“Looking unto Jesus the author and finisher of our faith; who for the joy that was set before him endured the cross, despising the shame, and is set down at the right hand of the throne of God. For consider him that endured such contradiction of sinners against himself, lest ye be wearied and faint in your minds.”–Heb. 12:2-3
Amy Carmichael in Candles in the Dark writes that “The best training is to learn to accept everything as it comes, as from Him whom our soul loves. The tests are always unexpected things, not great things that can be written up, but the common little rubs of life, silly little nothings, things you are ashamed of minding (at all). Yet they can knock a strong man over and lay him very low.”
I wish I could say it wasn’t true, but there have been times when I felt like giving up, quitting, throwing in the towel, etc. It is only by the grace of God that I didn’t. The only reason I didn’t give up is because the Lord never gave up on me. Although His suffering was much greater than mine He never hesitated for a second nor considered quitting. He “endured the cross” (Heb. 12:2), which was far more than I can imagine and unlike anything I will ever experience. He set His face like a flint and did the Father’s will. How then can I ever entertain for one second the thought of quitting? Compared to Him I have never suffered at all.
Someone else said of Heb. 12:2-3, “The writer calls to their mind the example of the Author and Perfecter of their faith to encourage his readers to ‘hang on’ despite the opposition which they were meeting with that endured by Messiah, and to do this in order that they would not be weary, fainting in their souls. Believers today need the same encouragement, especially in our culture which is sliding further and further from Biblical standards and into the abyss of paganism, debauchery and false spirituality, all of which are hostile toward Christianity.” I say “Amen!”. We can only endure by “Looking unto Jesus”.

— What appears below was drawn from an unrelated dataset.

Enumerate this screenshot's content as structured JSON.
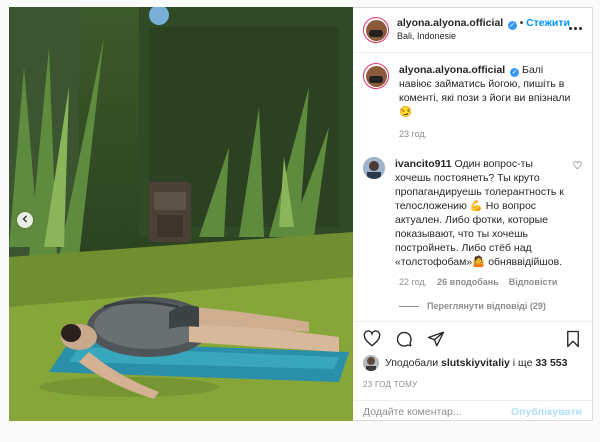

Spurgeon, said, “He carried His heavy cross, but we only carry a sliver or two of it; He drank His cup to the dregs, and we sip a drop or two at the very most. Consider how He suffered far more than you can ever suffer, and how He is now crowned with glory and honor. And as you are to be like Him, descend like Him into the depths of agony, that with Him you may rise to the heights of glory. The believer under persecution should remember that he is suffering no strange thing, but is only enduring that which fell upon his Master before him. Should the disciple expect to be above his Lord? “If they have called the master of the house Beelzebul, how much more the members of his household” (Matt 10:25)? If they had received Christ they would have received us, but since they reject both Christ and His sayings, the followers of Christ must expect that both their persons and their doctrines will be lightly esteemed. We are sometimes apt to think that a charge that is unfounded is very cruel to us. I have heard people say sometimes, and I have laughed when I have heard them say it, “Mr. So-and-so has charged me with such-and-such a thing, but I am quite innocent. I should not have minded if I had been guilty.” I have thought, “Then you ought to have minded it, but being innocent you have no cause to mind it at all.” But is it not so that the more unfounded a charge is, the more deeply it seems to cut us from the very wantonness of its cruelty? Well, then, you know how innocent the Savior was. The next time you feel innocent when you are thus accused “consider the one who endured such hostility by sinners against himself” (Heb 12:3), and who had to suffer both gross charges and unfounded ones.”